### Goal of the exercise:
Copy out the lines beginning with the one that contains "Extract the structured" and ending with the last line below, exactly as they stand. Pictures are not copied.

### Input records:

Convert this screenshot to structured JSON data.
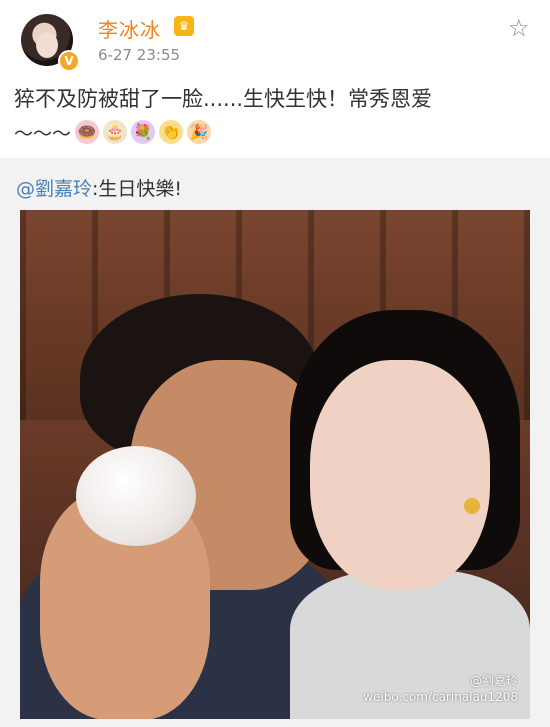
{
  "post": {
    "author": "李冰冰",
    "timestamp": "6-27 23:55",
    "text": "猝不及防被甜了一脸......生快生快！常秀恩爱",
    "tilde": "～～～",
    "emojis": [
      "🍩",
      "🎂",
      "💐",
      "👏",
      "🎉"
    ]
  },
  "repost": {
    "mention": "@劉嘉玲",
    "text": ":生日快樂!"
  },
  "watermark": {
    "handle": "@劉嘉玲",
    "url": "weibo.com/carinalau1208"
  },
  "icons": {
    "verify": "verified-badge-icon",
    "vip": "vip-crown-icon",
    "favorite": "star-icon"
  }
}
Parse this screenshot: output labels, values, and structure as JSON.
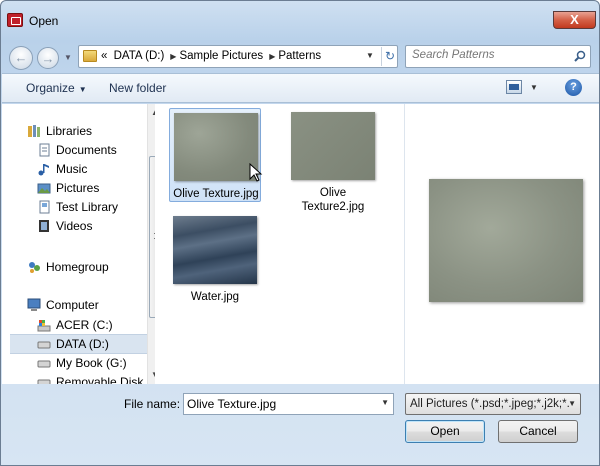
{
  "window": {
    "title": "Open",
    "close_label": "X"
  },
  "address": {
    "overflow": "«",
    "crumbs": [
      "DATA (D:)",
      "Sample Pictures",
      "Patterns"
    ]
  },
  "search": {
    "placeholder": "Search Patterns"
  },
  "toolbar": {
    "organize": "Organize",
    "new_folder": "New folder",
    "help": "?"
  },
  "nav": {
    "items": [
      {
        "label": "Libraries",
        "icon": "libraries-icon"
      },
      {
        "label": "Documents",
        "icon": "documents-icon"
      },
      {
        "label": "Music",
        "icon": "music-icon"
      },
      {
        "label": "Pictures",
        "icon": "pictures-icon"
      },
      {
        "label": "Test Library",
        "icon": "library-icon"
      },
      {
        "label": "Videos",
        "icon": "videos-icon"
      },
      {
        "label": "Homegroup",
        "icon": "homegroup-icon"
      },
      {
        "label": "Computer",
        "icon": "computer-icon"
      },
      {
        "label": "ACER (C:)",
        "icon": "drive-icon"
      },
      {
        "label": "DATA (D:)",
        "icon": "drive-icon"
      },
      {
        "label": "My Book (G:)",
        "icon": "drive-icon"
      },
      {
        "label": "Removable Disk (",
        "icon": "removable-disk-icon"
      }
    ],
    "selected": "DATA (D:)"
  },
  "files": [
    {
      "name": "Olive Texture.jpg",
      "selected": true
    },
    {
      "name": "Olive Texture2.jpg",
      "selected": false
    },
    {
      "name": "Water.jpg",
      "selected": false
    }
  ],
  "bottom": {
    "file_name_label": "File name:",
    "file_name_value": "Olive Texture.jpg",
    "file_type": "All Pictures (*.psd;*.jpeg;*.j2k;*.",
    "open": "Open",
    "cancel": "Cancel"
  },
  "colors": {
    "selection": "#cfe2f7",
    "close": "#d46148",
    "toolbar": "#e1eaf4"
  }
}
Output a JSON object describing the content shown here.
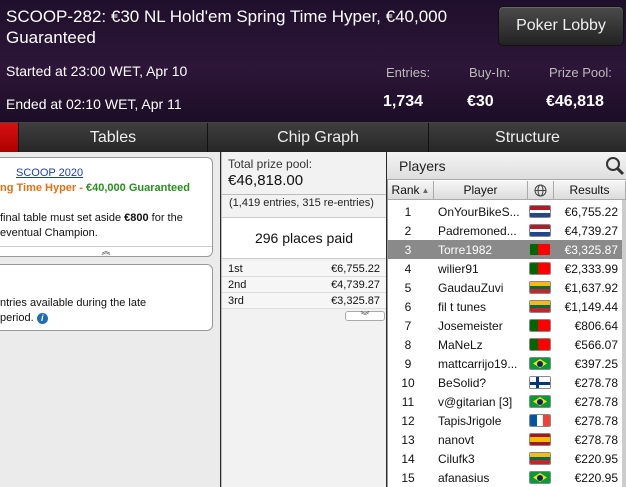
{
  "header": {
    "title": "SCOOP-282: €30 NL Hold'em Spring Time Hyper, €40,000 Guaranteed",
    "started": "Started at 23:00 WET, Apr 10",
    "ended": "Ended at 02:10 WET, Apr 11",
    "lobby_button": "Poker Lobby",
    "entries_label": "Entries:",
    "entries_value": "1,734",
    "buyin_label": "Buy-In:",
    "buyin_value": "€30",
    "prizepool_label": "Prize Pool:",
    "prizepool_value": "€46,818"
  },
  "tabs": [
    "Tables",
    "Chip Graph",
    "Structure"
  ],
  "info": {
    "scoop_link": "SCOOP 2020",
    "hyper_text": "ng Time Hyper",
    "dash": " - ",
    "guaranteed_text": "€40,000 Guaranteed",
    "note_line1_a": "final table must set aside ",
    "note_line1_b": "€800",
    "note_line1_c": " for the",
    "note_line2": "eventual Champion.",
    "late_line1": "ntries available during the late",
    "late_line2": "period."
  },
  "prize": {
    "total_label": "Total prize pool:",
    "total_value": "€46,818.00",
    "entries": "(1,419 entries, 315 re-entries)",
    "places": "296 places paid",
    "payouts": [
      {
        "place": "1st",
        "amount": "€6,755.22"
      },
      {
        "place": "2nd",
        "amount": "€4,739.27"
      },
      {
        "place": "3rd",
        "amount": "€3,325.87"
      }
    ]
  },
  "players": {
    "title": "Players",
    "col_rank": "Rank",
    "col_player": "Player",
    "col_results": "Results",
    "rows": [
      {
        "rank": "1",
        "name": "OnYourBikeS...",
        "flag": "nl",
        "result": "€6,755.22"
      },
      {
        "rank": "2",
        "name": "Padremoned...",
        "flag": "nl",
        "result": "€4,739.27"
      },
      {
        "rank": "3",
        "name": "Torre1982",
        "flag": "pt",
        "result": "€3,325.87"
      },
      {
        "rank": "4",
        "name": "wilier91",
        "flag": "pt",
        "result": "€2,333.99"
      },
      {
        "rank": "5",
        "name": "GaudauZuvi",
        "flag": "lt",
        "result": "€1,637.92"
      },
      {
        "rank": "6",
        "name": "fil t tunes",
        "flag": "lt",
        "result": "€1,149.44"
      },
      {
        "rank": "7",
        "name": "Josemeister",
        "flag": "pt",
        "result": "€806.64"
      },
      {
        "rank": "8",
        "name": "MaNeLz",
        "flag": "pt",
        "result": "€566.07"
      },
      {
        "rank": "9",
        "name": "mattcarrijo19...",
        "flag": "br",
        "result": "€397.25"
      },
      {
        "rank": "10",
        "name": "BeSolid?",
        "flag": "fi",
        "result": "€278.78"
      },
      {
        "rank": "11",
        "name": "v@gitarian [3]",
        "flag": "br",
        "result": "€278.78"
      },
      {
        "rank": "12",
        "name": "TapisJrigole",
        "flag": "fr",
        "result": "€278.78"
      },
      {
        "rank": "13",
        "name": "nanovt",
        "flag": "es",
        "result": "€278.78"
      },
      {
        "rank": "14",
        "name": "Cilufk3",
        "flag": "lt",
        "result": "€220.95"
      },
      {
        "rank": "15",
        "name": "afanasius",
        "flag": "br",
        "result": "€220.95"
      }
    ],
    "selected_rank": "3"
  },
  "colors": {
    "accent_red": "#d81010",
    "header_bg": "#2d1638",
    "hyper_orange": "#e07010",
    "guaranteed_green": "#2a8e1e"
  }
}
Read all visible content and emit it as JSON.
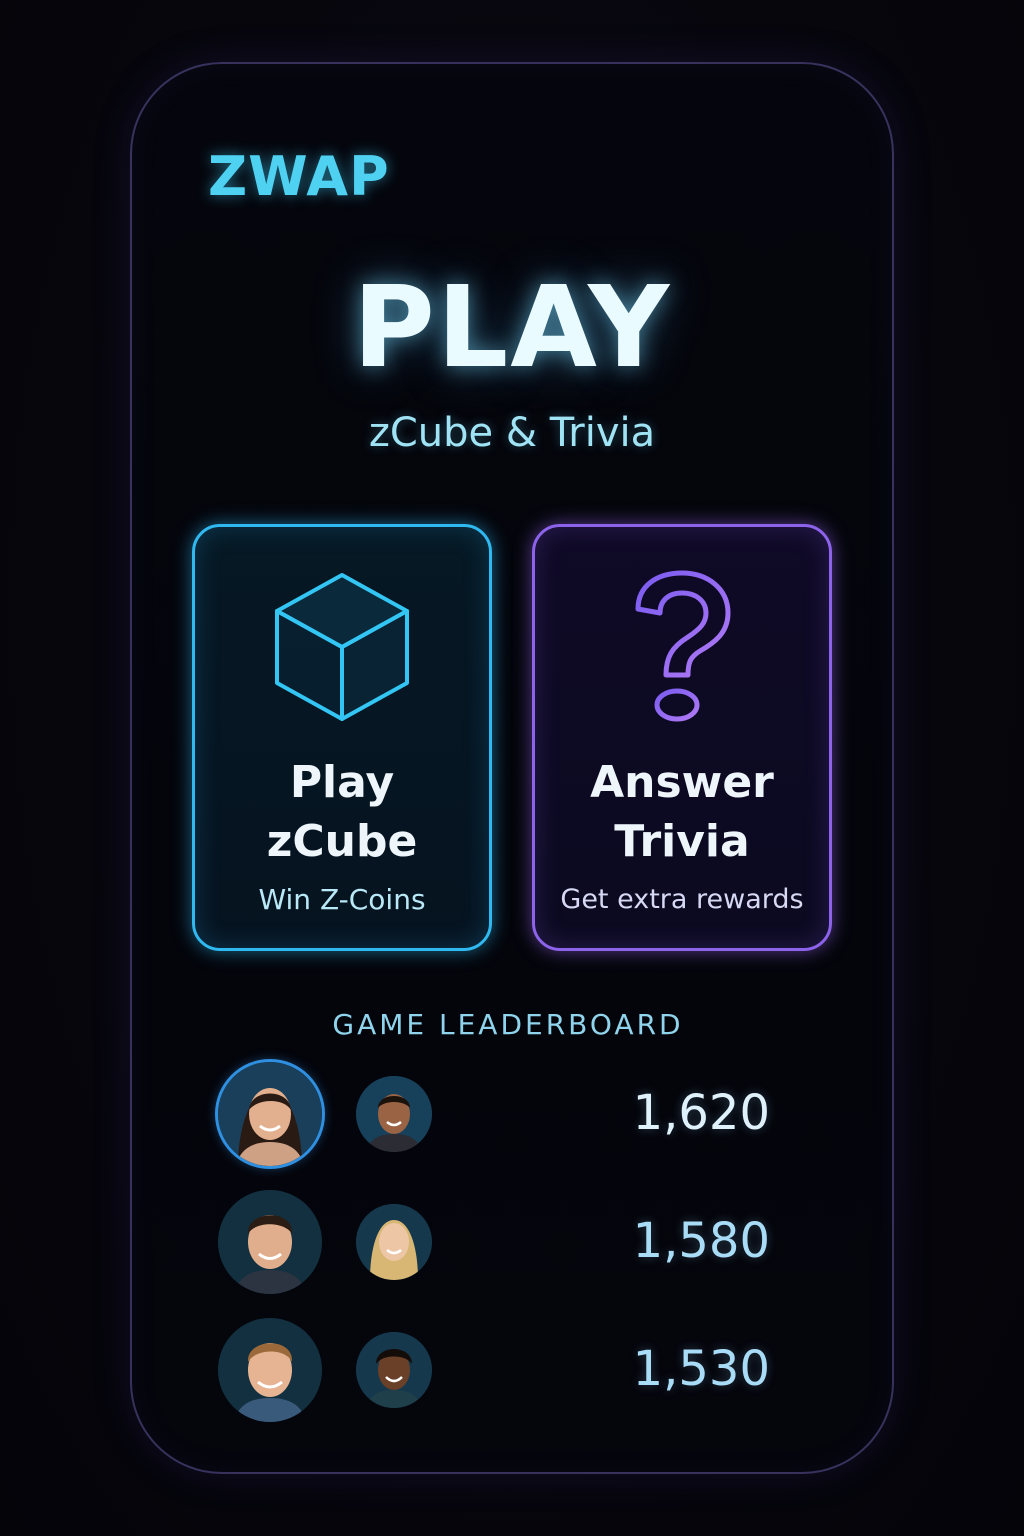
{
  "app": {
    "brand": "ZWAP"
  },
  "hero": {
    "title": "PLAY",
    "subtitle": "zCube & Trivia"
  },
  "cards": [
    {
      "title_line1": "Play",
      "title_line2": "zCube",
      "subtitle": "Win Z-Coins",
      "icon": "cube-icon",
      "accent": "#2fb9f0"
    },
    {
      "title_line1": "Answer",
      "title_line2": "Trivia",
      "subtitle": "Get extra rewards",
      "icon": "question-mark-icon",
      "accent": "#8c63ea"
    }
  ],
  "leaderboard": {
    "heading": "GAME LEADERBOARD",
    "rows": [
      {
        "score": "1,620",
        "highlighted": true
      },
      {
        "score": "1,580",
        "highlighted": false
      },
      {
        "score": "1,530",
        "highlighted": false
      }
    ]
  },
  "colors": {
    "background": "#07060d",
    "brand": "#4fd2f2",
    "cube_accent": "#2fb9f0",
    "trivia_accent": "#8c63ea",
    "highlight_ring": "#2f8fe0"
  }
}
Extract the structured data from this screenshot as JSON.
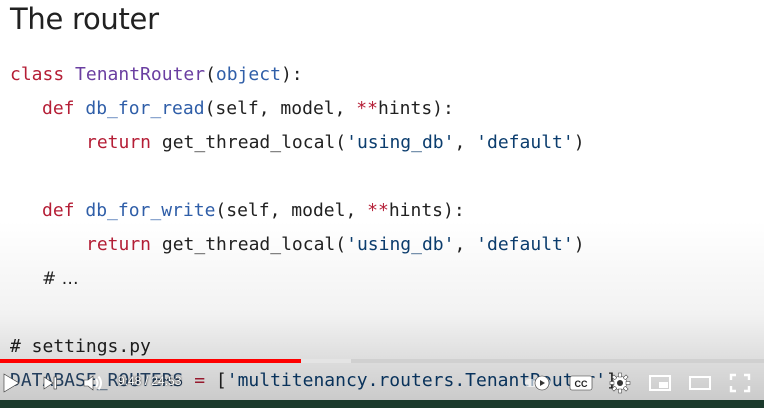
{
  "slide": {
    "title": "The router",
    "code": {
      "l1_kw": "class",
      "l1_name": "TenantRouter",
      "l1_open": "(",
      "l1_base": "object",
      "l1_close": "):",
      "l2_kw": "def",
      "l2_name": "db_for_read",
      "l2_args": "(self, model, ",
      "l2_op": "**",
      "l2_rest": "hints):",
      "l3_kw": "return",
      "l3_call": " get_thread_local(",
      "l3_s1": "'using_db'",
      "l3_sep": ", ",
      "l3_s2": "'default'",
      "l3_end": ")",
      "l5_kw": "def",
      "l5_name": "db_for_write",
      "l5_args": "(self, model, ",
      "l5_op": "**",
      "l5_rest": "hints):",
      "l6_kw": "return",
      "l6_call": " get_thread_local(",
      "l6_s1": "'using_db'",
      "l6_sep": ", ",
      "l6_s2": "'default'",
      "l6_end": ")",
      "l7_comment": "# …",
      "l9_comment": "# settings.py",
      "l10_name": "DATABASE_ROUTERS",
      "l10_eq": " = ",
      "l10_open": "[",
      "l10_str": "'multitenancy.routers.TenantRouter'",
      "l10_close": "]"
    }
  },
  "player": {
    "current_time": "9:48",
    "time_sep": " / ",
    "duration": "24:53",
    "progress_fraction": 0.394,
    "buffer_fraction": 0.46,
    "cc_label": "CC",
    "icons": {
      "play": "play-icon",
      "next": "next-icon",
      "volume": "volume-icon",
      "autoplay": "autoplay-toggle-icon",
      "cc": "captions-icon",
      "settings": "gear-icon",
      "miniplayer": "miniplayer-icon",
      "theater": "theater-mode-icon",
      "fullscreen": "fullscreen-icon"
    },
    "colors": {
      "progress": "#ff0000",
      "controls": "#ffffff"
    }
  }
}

### Reply to the exercise:
Extract the structured data from this screenshot as JSON.
{
  "slide": {
    "title": "The router",
    "code": {
      "l1_kw": "class",
      "l1_name": "TenantRouter",
      "l1_open": "(",
      "l1_base": "object",
      "l1_close": "):",
      "l2_kw": "def",
      "l2_name": "db_for_read",
      "l2_args": "(self, model, ",
      "l2_op": "**",
      "l2_rest": "hints):",
      "l3_kw": "return",
      "l3_call": " get_thread_local(",
      "l3_s1": "'using_db'",
      "l3_sep": ", ",
      "l3_s2": "'default'",
      "l3_end": ")",
      "l5_kw": "def",
      "l5_name": "db_for_write",
      "l5_args": "(self, model, ",
      "l5_op": "**",
      "l5_rest": "hints):",
      "l6_kw": "return",
      "l6_call": " get_thread_local(",
      "l6_s1": "'using_db'",
      "l6_sep": ", ",
      "l6_s2": "'default'",
      "l6_end": ")",
      "l7_comment": "# …",
      "l9_comment": "# settings.py",
      "l10_name": "DATABASE_ROUTERS",
      "l10_eq": " = ",
      "l10_open": "[",
      "l10_str": "'multitenancy.routers.TenantRouter'",
      "l10_close": "]"
    }
  },
  "player": {
    "current_time": "9:48",
    "time_sep": " / ",
    "duration": "24:53",
    "progress_fraction": 0.394,
    "buffer_fraction": 0.46,
    "cc_label": "CC",
    "icons": {
      "play": "play-icon",
      "next": "next-icon",
      "volume": "volume-icon",
      "autoplay": "autoplay-toggle-icon",
      "cc": "captions-icon",
      "settings": "gear-icon",
      "miniplayer": "miniplayer-icon",
      "theater": "theater-mode-icon",
      "fullscreen": "fullscreen-icon"
    },
    "colors": {
      "progress": "#ff0000",
      "controls": "#ffffff"
    }
  }
}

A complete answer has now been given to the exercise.